FARRELL: The production of cattle and soybeans is one of the least-sustainable and less economically valuable uses of the rainforests. Analyses by the scientists and economists associated with leading climate change authority, scientist Carlos Nobre, clearly show alternative approaches to sustainable extraction that also carry benefits of education and infrastructure development. Through the Amazonian Third Way Initiative, Nobre has shown how the value of pharmaceuticals, nutraceuticals, and other natural plant products yield much greater value per hectare of standing forest than soybeans or cattle production. And these products are sustainably extracted. Think of acai as one example. What is needed, however, is a workforce that is educated to know how to collect and process these products.
GAZETTE: What responsibility do industrialized nations have to help protect natural resources throughout the developing world? Are we doing enough?
FARRELL: Conservationists have realized that we must tackle poverty and conservation at the same time while respecting local sovereignty. Many have argued that there are sufficient economic resources as well as practical approaches available to turn things around on both fronts. The limiting factor is the political will to favor long-term solutions over short-term advantages. This is as true here in the U.S.A. as it is elsewhere.

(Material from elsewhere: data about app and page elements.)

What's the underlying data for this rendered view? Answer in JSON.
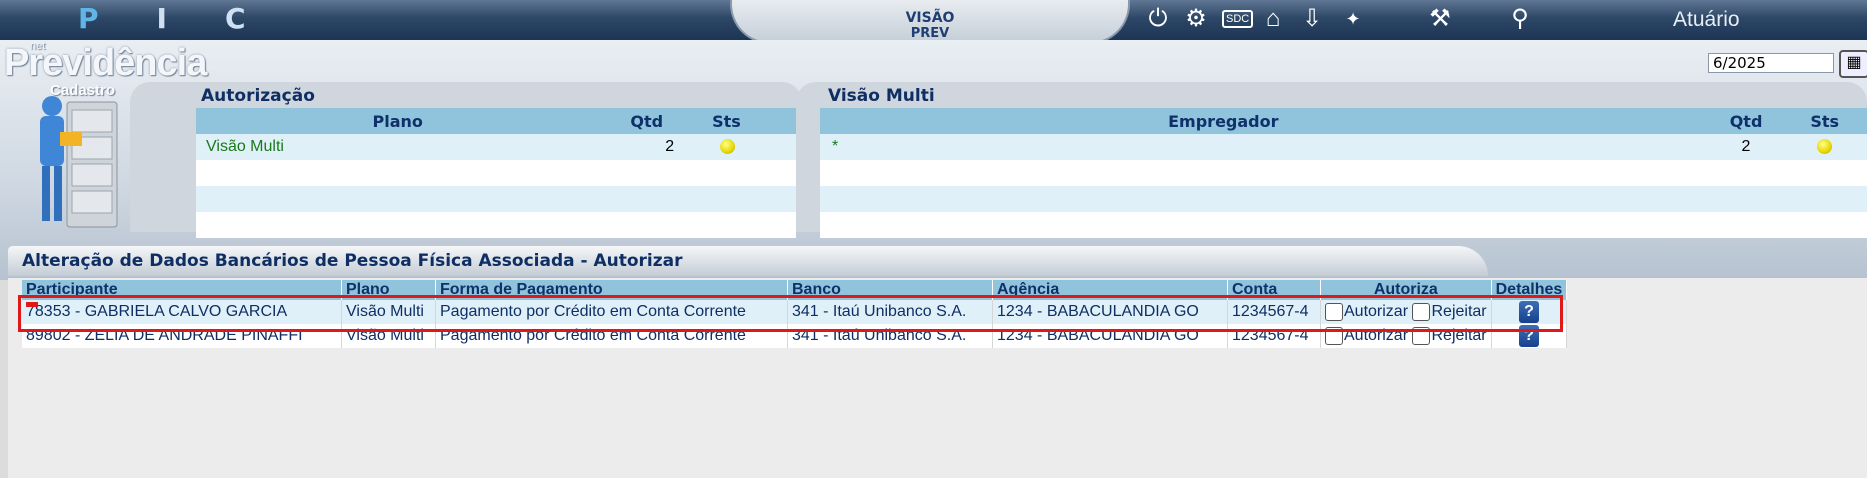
{
  "topbar": {
    "logo_letters": "P I C",
    "brand_line1": "VISÃO",
    "brand_line2": "PREV",
    "icons": [
      "power-icon",
      "gear-icon",
      "sdc-icon",
      "home-icon",
      "download-icon",
      "atuario-icon",
      "gavel-icon",
      "search-icon"
    ],
    "atuario_label": "Atuário"
  },
  "header": {
    "net_label": "net",
    "title": "Previdência",
    "subtitle": "Cadastro",
    "period": "6/2025"
  },
  "autorizacao": {
    "title": "Autorização",
    "headers": [
      "Plano",
      "Qtd",
      "Sts"
    ],
    "rows": [
      {
        "plano": "Visão Multi",
        "qtd": "2",
        "status_color": "#e6d600"
      }
    ]
  },
  "visao_multi": {
    "title": "Visão Multi",
    "headers": [
      "Empregador",
      "Qtd",
      "Sts"
    ],
    "rows": [
      {
        "empregador": "*",
        "qtd": "2",
        "status_color": "#e6d600"
      }
    ]
  },
  "main": {
    "title": "Alteração de Dados Bancários de Pessoa Física Associada - Autorizar",
    "headers": [
      "Participante",
      "Plano",
      "Forma de Pagamento",
      "Banco",
      "Agência",
      "Conta",
      "Autoriza",
      "Detalhes"
    ],
    "autorizar_label": "Autorizar",
    "rejeitar_label": "Rejeitar",
    "rows": [
      {
        "participante": "78353 - GABRIELA CALVO GARCIA",
        "plano": "Visão Multi",
        "forma": "Pagamento por Crédito em Conta Corrente",
        "banco": "341 - Itaú Unibanco S.A.",
        "agencia": "1234 - BABACULANDIA GO",
        "conta": "1234567-4"
      },
      {
        "participante": "89802 - ZELIA DE ANDRADE PINAFFI",
        "plano": "Visão Multi",
        "forma": "Pagamento por Crédito em Conta Corrente",
        "banco": "341 - Itaú Unibanco S.A.",
        "agencia": "1234 - BABACULANDIA GO",
        "conta": "1234567-4"
      }
    ]
  },
  "colors": {
    "highlight": "#e01818",
    "header_blue": "#8fc4dc",
    "text_navy": "#0f2f64",
    "link_green": "#1a7a1a"
  }
}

GAZETTE: Many blame Brazilian President Jair Bolsonaro’s pro-development policies for helping encourage deforestation. Can internal and external pressure change the political situation on the ground?
FARRELL: It is very clear that sufficiently strong internal protests combined with external sanctions can have effects on government policies anywhere in the world, but these require political will at every level.
GAZETTE: At the same time, isn’t it true that countries should have the right to govern their natural resources as they see fit, as the U.S. did for generations as it became a global superpower?
FARRELL: Absolutely. Governments that well represent the will of the people are also members of global economic communities. No country is an island. We in the Americas and around the world share common interests that may help guide us toward a sustainable management of resources. There is the concept of the tragedy of the commons. World climate and world oceans are such commons that may either benefit everyone or decline beyond recovery, depending on how they are managed. Lack of management is the option that results in tragic loss of a common good.
GAZETTE: With the Amazon’s dry season set to peak in September, what could happen next?
FARRELL: That depends on several factors having to do with the somewhat unpredictable pattern of the weather, particularly winds and rain that could either make the situation worse or lessen the effects of the fires. Plus, of course, there is the potential influence of national efforts to quell the fires. But the very fact that we could reach the tipping point this year should be enough to focus world attention on this crisis, just as if an asteroid were headed toward Earth. Where it lands is not the concern only of the country impacted, but everyone on the planet. The Amazon fire is like that, a local problem of global significance.